ReplyDeleteThough, as evidenced by the comments, that technique is extremely advanced (and thus confusing) for most people. Perhaps a link to a post with an explanation of the technique would help.

Careful using this with numbers 81 and larger...

ReplyDeleteIt works fine for me. Make sure to press CTRL + SHIFT + ENTER after entering the formula but BEFORE clicking away. You will know that you entered it correctly if selecting the cell shows

Delete{=IF(B4=2,"Prime",IF(AND(MOD(B4,ROW(OFFSET($A$2,,,ROUNDUP(SQRT(B4),0)-1)))<>0),"Prime","Not Prime"))}

note the {} brackets.

Also note that entering the brackets manually does NOT work; you have to press CTRL + SHIFT + ENTER to get the brackets.

Shows 6 as a prime, not correct
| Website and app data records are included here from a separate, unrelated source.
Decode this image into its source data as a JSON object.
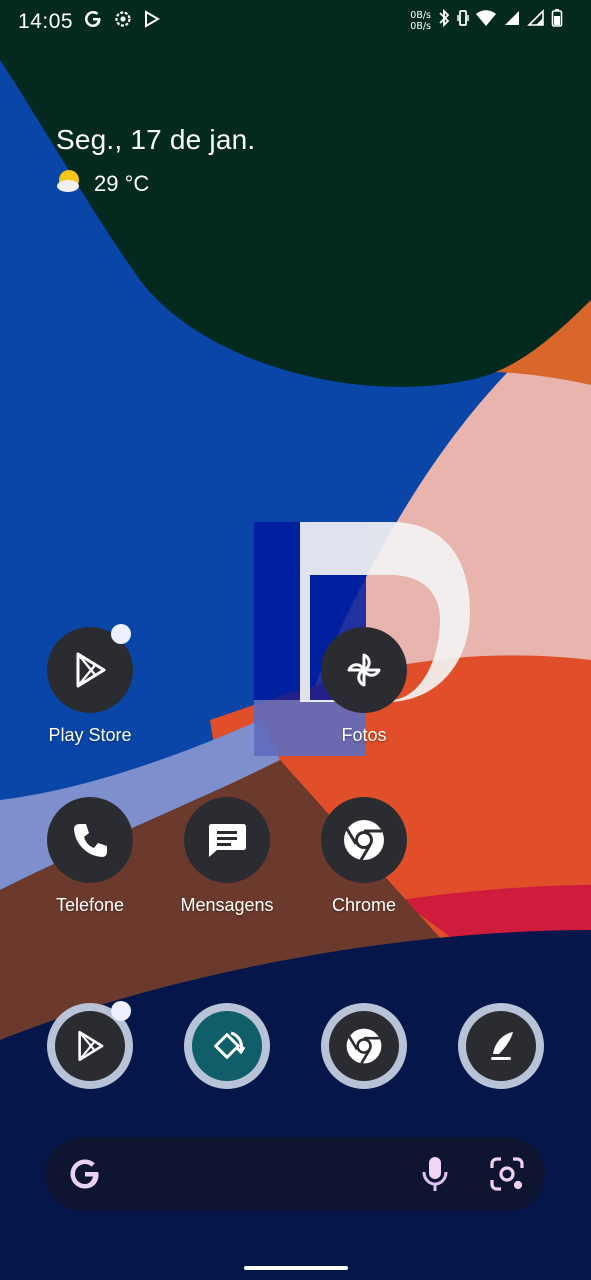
{
  "status_bar": {
    "time": "14:05",
    "net_up": "0B/s",
    "net_down": "0B/s",
    "left_icons": [
      "google-g-icon",
      "settings-gear-icon",
      "play-store-small-icon"
    ],
    "right_icons": [
      "bluetooth-icon",
      "vibrate-icon",
      "wifi-icon",
      "signal-icon",
      "signal-icon",
      "battery-icon"
    ]
  },
  "widget": {
    "date": "Seg., 17 de jan.",
    "temperature": "29 °C",
    "weather_icon": "partly-sunny-icon"
  },
  "home_apps": [
    {
      "label": "Play Store",
      "icon": "play-store-icon",
      "notification": true
    },
    {
      "label": "Fotos",
      "icon": "pinwheel-icon",
      "notification": false
    },
    {
      "label": "Telefone",
      "icon": "phone-icon",
      "notification": false
    },
    {
      "label": "Mensagens",
      "icon": "message-icon",
      "notification": false
    },
    {
      "label": "Chrome",
      "icon": "chrome-icon",
      "notification": false
    }
  ],
  "dock": [
    {
      "icon": "play-store-icon",
      "notification": true
    },
    {
      "icon": "rotate-icon",
      "notification": false
    },
    {
      "icon": "chrome-icon",
      "notification": false
    },
    {
      "icon": "feather-pen-icon",
      "notification": false
    }
  ],
  "search": {
    "icons": [
      "google-g-icon",
      "mic-icon",
      "lens-icon"
    ]
  },
  "colors": {
    "dark_green": "#04291f",
    "blue": "#0a46a8",
    "orange": "#d9662a",
    "pink": "#e8b4ad",
    "red_orange": "#e04e2a",
    "crimson": "#cf1c3c",
    "navy": "#05174a",
    "brown": "#6c3a2c",
    "icon_bg": "#2b2c31"
  }
}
ReplyDeleteThe formula works, the most common mistake is not making it an array formula by pressing Ctrl+Shift+Enter. If you don't make it an array formula it will return false positives (like 9, 81, and 1681).
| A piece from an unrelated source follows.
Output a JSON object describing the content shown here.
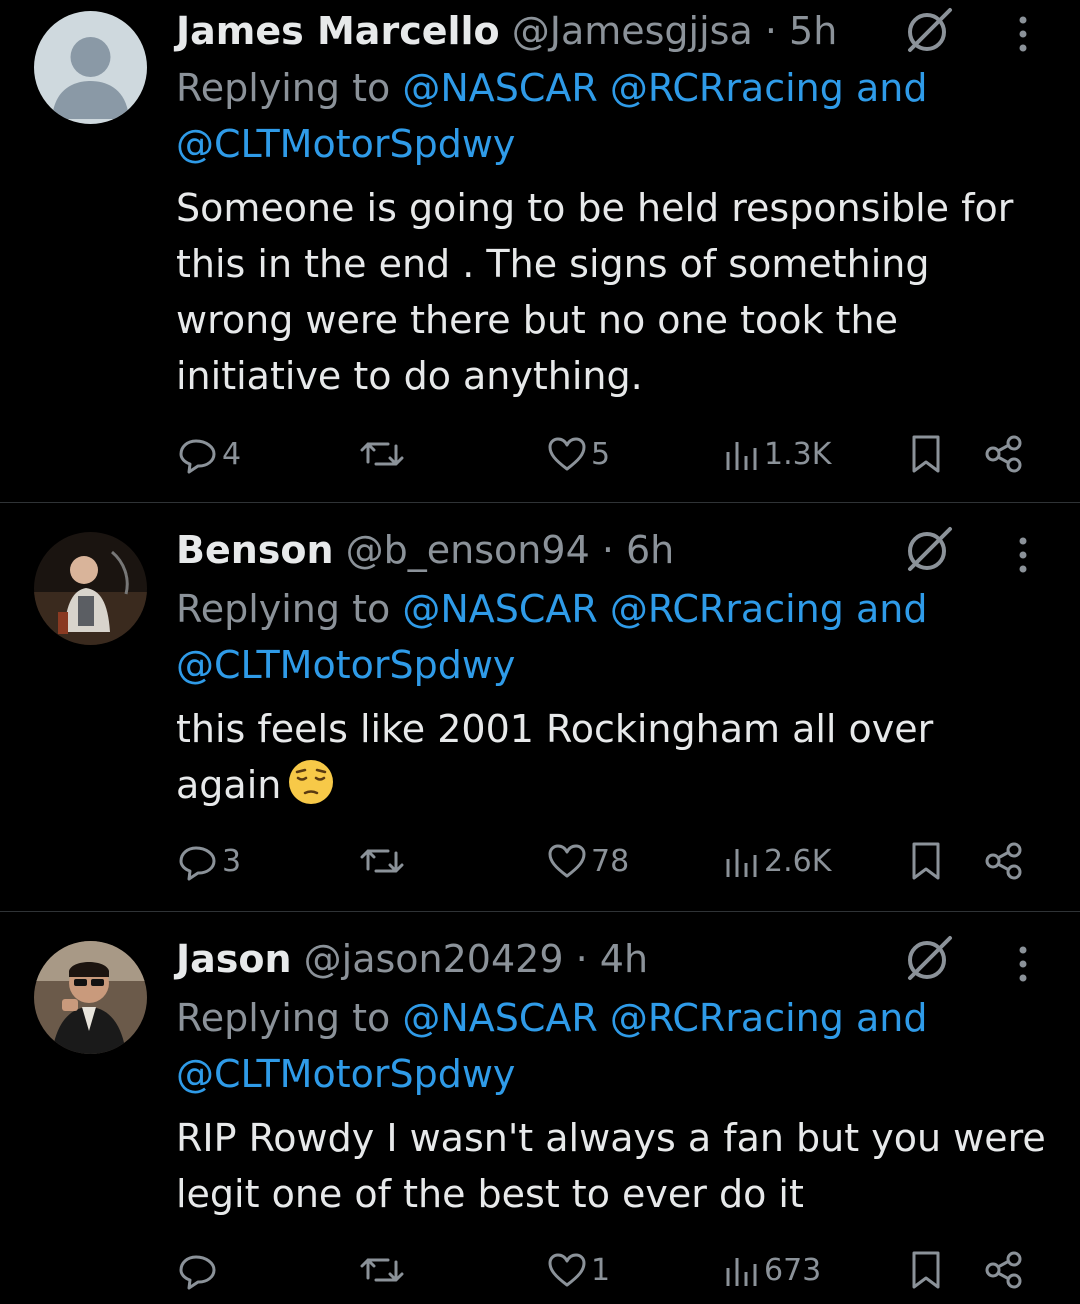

DeleteThank you that is genius, works fine for me, shows 6 and 9 as prime.

ReplyDelete74 Prime

ReplyDelete75 Not Prime

76 Not Prime
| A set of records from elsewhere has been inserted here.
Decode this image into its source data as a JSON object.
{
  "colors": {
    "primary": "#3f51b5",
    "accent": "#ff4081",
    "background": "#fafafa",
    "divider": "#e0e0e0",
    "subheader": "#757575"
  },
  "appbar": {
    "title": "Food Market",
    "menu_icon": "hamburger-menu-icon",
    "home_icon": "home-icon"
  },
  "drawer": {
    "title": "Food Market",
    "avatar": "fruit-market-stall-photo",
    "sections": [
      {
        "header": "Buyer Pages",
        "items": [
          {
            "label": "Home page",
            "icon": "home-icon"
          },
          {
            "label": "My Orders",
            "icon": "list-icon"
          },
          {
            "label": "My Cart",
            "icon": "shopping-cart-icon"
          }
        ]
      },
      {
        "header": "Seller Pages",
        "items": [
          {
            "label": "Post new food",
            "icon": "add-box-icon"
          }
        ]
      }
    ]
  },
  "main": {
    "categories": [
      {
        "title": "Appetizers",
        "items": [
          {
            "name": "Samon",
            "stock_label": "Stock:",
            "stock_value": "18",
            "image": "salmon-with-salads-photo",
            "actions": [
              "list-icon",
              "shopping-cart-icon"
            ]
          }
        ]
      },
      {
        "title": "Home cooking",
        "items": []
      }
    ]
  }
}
77 Not Prime

78 Not Prime

79 Prime

80 Not Prime

81 Not Prime

82 Prime

83 Prime

84 Not Prime

85 Not Prime

86 Prime

87 Not Prime

88 Not Prime

89 Prime

90 Not Prime

91 Not Prime

92 Not Prime

93 Not Prime

94 Prime

Thanks, this formula works completely fine with me. I would really appreciate, if you could give a little bit explanation for this particular part - IF(AND(MOD(B4,ROW(OFFSET($A$2,,,ROUNDUP(SQRT(B4),0)-1)))<>0),"Prime","Not Prime"))

ReplyDeleteThe formula creates a virtual array from 2 (which is why A2 is used in the formula) to the square root of the number (because there are no possible multiples larger than the square root of a given number). That is the "OFFSET($A$2,,,ROUNDUP(SQRT(B4),0)-1)" section.

DeleteNext, every function the array is passed to acts on every entry in that array until it is summarized by the AND function.

So first the array is passed to the ROW function which places the "row number" in each array entry. The array of numbers is then passed to the MOD function as the divisor. The formula then returns the remainder when the number in question is divided by the number in that entry in the array. That is the "MOD(B4,...)" section. It then tests each entry to see if that result is equal to 0, if an entry in the array is 0, then it returns FALSE. The array is now a list of TRUE and FALSE values that are then summarized with the AND function. AND takes the array of Boolean values and returns a single Boolean value.

So, if the number is not prime then there is a divisor somewhere in the array of integers and the MOD function returns 0, the logical comparator "<>0" then returns FALSE which then makes AND false, causing the IF function to return "Not Prime".

Because the formula uses an array, you MUST tell Excel to process it as an Array Formula by entering it with Ctrl+Shift+Enter. Otherwise, if you don't make it an array formula it will return false positives (like 9, 81, 1681, and now the latest entry, 21).

This Formula is not correct because for 21 it also says it is a prime number but 21 can be divided by 3 and so this formula is not perfect i want a perfect formula brother

ReplyDeleteThis comment has been removed by the author.

ReplyDeleteThe correct formula should be like this:

ReplyDelete=IF($C$4=2,"Prime",IF(AND(MOD(C4,ROW(OFFSET($A$2,,,ROUNDUP(SQRT($C$4),0)-1)))<>0,MOD($C$4,SQRT($C$4))<>0),"Prime","Not Prime"))

Why test for the square root again? It's already included in the virtual array.

ReplyDeleteWhen evaluated as an array formula, the offset function creates an array from 2 to the square root (rounded up, so the square root is always included). Your function just adds a test for the un-rounded square root. But, the only time an un-rounded square root would make a difference (ie, be a divisor) is if it happens to be an integer, which is already included in the array as the round functions don't change an integer.

As long as you make it an array formula with Ctrl+Shift+Enter, this modification won't change anything.